**Aim of the task:**
The word "subplot" turns up on some lines of this data; say how many, and give no other text.

Items from an interface collection
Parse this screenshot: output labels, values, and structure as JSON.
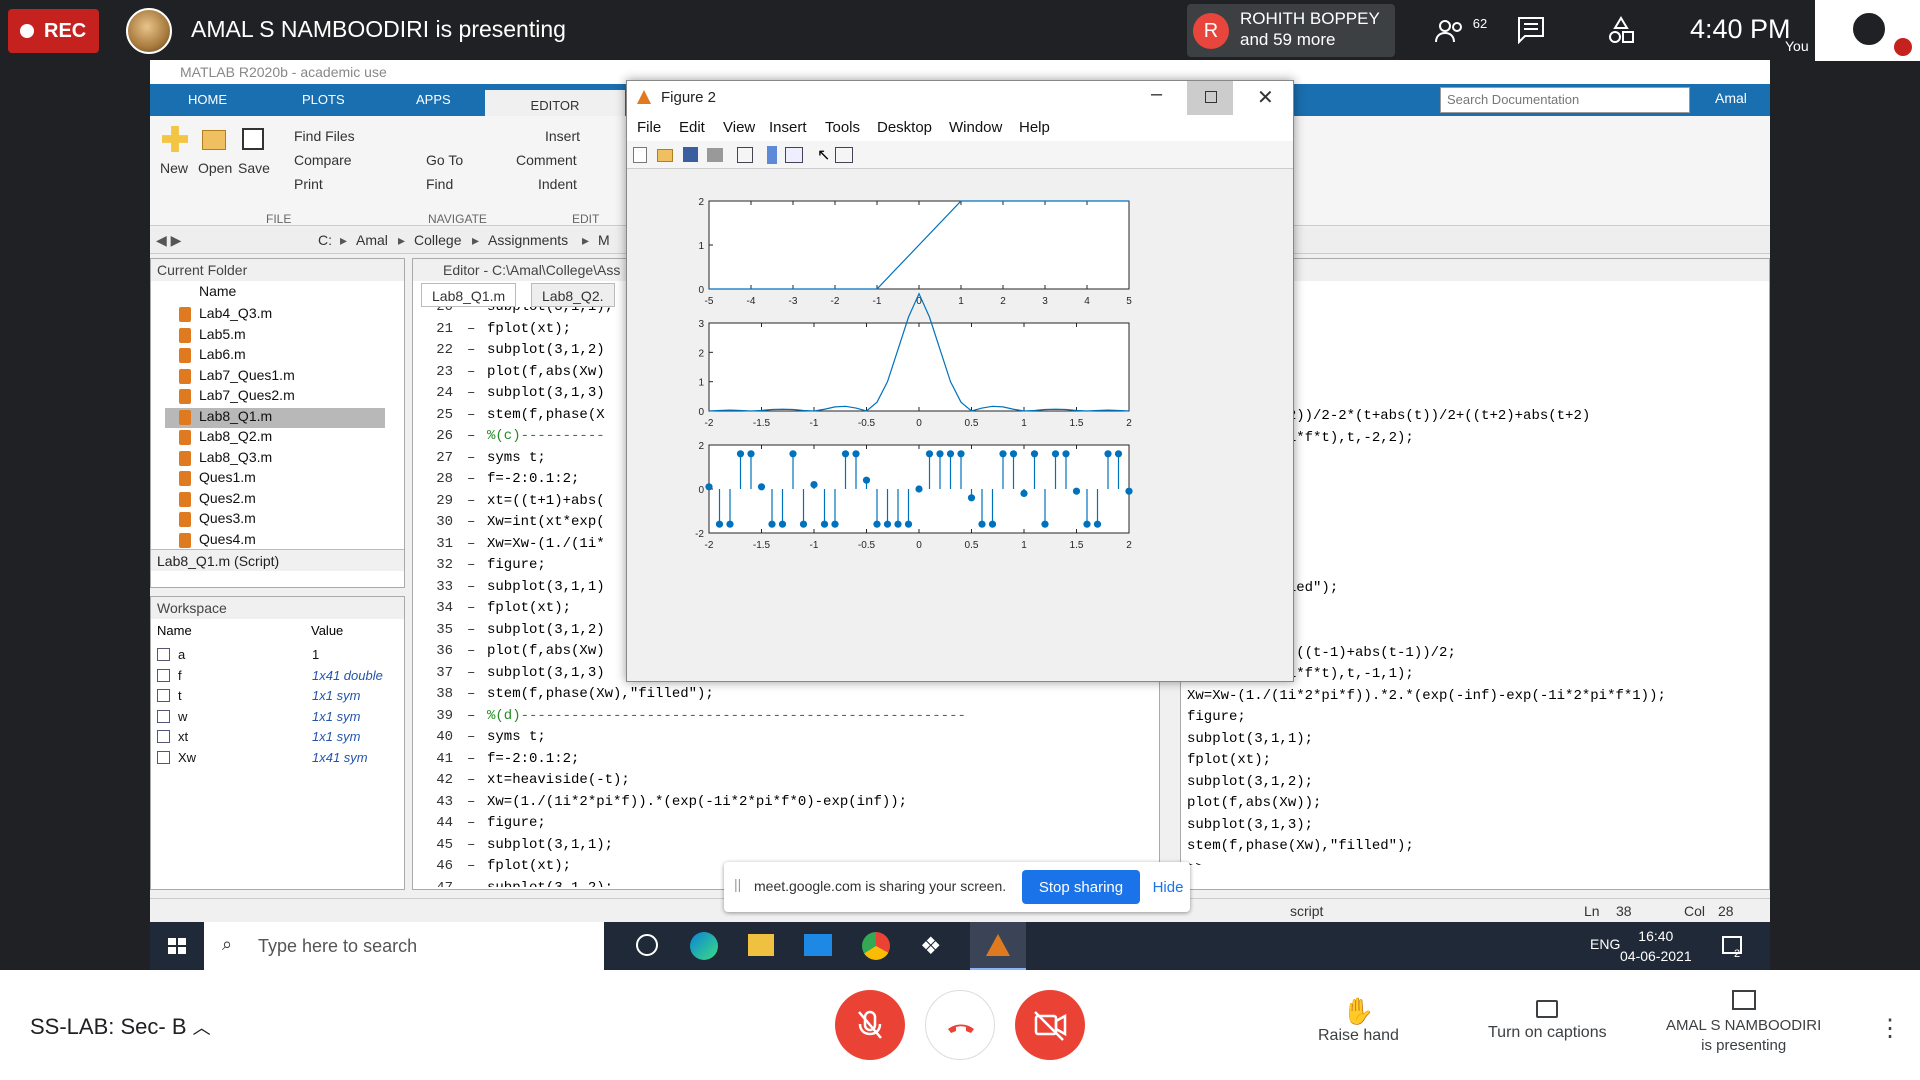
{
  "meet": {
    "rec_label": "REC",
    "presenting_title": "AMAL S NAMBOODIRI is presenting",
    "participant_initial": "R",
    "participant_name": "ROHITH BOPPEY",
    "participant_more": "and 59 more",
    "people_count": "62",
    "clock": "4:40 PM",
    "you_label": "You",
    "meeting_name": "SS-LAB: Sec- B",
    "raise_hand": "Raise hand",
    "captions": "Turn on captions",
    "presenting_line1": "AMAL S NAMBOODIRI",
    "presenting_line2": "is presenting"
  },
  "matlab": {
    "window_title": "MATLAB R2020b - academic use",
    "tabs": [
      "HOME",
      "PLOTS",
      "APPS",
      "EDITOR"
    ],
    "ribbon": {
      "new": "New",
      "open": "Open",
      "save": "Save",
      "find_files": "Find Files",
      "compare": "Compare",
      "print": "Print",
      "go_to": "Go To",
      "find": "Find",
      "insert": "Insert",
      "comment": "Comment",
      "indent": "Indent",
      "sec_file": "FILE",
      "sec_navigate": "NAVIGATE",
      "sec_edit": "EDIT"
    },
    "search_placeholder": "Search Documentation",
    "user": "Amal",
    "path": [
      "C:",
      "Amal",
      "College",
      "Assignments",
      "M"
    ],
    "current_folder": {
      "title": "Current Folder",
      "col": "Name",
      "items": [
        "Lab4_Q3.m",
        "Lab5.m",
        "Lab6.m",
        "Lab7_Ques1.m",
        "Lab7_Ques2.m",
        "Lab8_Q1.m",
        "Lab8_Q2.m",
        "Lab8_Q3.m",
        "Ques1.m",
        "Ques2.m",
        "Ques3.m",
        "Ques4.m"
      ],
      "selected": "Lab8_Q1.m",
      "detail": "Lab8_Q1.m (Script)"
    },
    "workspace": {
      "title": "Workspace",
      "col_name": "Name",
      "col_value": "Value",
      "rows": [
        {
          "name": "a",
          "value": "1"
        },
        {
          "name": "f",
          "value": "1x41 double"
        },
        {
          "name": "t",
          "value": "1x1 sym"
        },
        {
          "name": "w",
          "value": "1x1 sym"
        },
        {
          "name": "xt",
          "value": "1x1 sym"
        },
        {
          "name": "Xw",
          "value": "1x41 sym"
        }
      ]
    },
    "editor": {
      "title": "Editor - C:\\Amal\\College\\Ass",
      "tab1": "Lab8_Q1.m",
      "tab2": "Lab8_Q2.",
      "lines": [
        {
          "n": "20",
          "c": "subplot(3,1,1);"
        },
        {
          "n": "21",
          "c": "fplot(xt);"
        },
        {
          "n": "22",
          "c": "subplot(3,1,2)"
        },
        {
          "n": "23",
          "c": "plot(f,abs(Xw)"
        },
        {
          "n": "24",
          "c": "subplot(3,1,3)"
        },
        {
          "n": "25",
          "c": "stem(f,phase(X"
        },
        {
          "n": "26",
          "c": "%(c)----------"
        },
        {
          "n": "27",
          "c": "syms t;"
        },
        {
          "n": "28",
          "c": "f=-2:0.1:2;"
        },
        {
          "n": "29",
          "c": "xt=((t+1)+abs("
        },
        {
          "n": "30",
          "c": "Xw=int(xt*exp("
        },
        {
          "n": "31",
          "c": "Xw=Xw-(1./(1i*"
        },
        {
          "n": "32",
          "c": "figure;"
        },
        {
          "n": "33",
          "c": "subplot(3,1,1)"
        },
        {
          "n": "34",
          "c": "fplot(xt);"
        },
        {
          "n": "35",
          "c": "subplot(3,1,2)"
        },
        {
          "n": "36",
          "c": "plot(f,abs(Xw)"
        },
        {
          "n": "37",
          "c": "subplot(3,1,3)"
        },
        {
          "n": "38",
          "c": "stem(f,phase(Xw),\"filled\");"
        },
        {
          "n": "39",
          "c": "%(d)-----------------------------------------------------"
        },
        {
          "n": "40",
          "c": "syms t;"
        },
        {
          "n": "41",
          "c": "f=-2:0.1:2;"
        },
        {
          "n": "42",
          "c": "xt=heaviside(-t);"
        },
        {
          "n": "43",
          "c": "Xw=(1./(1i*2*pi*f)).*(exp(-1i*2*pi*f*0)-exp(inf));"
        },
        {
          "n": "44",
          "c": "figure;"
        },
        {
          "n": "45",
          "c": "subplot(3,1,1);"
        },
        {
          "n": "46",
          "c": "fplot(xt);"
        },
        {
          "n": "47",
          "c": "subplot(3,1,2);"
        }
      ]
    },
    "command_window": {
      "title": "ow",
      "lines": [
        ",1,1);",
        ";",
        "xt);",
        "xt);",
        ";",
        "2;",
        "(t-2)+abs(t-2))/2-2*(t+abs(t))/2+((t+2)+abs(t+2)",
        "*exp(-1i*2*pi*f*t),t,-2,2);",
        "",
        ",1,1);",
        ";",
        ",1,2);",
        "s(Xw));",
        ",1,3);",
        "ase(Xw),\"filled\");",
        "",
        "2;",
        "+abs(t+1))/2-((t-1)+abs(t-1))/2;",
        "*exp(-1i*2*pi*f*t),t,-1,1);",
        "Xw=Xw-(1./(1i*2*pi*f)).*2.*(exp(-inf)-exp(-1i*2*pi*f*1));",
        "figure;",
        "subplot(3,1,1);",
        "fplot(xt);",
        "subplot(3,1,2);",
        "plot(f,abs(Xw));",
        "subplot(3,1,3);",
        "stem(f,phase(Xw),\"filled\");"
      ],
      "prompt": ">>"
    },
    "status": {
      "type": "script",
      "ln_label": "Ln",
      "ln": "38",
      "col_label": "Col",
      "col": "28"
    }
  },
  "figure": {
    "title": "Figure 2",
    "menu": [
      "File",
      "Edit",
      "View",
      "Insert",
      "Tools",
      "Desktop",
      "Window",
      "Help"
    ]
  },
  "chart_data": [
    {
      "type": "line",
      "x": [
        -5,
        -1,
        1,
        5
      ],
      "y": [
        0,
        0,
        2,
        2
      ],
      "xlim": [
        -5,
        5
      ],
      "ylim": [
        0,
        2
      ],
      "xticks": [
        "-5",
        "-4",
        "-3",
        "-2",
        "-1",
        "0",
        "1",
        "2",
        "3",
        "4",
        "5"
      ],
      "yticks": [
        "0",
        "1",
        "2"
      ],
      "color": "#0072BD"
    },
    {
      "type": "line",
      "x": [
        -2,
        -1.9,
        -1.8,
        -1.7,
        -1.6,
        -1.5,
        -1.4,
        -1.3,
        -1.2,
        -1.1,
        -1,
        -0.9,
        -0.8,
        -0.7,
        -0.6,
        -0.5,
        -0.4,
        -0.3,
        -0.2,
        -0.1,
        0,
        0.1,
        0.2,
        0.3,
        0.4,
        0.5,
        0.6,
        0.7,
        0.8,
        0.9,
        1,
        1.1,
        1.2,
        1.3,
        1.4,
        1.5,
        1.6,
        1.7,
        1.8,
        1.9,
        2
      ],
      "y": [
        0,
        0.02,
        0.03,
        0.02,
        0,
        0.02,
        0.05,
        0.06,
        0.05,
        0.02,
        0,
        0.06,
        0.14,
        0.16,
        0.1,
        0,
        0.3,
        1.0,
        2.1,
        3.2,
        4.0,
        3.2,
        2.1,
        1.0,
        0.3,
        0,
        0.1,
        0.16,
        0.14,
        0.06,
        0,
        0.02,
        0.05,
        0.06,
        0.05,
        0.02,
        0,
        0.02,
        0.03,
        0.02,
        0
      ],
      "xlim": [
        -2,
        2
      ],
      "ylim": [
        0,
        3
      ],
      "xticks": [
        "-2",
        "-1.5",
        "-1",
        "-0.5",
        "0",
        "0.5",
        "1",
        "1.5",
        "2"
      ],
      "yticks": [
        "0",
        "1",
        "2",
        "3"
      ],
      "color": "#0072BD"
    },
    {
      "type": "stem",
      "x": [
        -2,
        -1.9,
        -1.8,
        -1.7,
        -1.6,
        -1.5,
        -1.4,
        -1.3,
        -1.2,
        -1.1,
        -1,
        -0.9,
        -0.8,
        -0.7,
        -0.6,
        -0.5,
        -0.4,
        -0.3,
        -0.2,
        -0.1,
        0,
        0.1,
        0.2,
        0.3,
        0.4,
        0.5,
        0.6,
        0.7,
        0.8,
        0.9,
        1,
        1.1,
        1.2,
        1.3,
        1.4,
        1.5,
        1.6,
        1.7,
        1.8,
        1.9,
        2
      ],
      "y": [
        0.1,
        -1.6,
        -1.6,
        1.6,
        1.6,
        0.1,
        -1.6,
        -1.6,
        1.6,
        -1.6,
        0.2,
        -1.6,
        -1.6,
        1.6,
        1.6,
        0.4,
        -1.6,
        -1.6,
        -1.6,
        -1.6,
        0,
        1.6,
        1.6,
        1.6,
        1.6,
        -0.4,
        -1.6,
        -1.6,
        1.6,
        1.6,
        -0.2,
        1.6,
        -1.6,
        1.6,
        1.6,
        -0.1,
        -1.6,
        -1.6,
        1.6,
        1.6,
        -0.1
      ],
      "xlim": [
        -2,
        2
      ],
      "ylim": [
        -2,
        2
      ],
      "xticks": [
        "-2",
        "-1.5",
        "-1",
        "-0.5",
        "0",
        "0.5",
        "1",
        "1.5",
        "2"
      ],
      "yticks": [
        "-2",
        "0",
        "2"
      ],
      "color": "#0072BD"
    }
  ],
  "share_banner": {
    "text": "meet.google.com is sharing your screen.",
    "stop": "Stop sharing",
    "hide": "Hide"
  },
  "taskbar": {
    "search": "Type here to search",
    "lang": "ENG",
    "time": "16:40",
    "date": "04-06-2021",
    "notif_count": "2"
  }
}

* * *

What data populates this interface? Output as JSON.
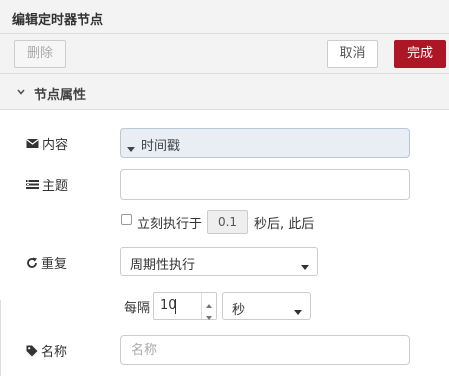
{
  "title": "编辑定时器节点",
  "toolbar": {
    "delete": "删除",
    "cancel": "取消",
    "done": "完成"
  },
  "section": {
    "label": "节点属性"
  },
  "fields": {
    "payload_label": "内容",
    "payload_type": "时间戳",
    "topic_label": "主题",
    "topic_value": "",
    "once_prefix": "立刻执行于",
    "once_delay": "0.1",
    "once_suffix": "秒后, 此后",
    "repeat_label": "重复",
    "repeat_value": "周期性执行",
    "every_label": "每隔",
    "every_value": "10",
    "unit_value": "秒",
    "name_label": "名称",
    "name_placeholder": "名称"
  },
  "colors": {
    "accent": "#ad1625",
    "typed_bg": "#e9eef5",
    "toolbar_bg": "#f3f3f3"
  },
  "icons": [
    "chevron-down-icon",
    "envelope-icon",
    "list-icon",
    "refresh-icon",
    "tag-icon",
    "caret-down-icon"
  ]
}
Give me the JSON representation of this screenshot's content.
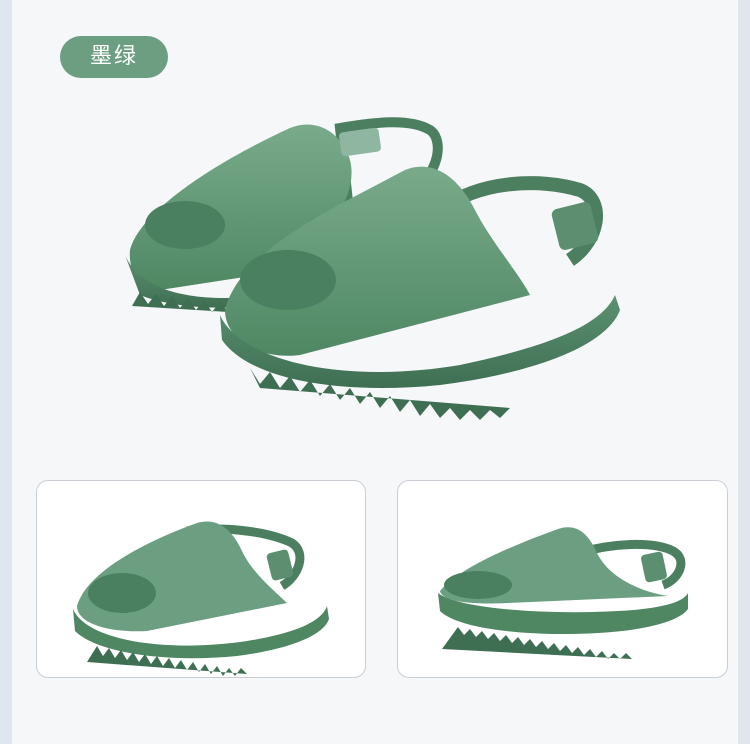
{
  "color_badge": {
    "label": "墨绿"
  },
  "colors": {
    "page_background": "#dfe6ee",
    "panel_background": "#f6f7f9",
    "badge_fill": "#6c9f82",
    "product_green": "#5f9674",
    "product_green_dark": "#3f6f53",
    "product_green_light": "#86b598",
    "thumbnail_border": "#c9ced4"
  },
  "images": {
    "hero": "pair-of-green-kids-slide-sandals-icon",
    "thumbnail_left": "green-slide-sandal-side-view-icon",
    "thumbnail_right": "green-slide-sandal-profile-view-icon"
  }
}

**Exercise result:**
11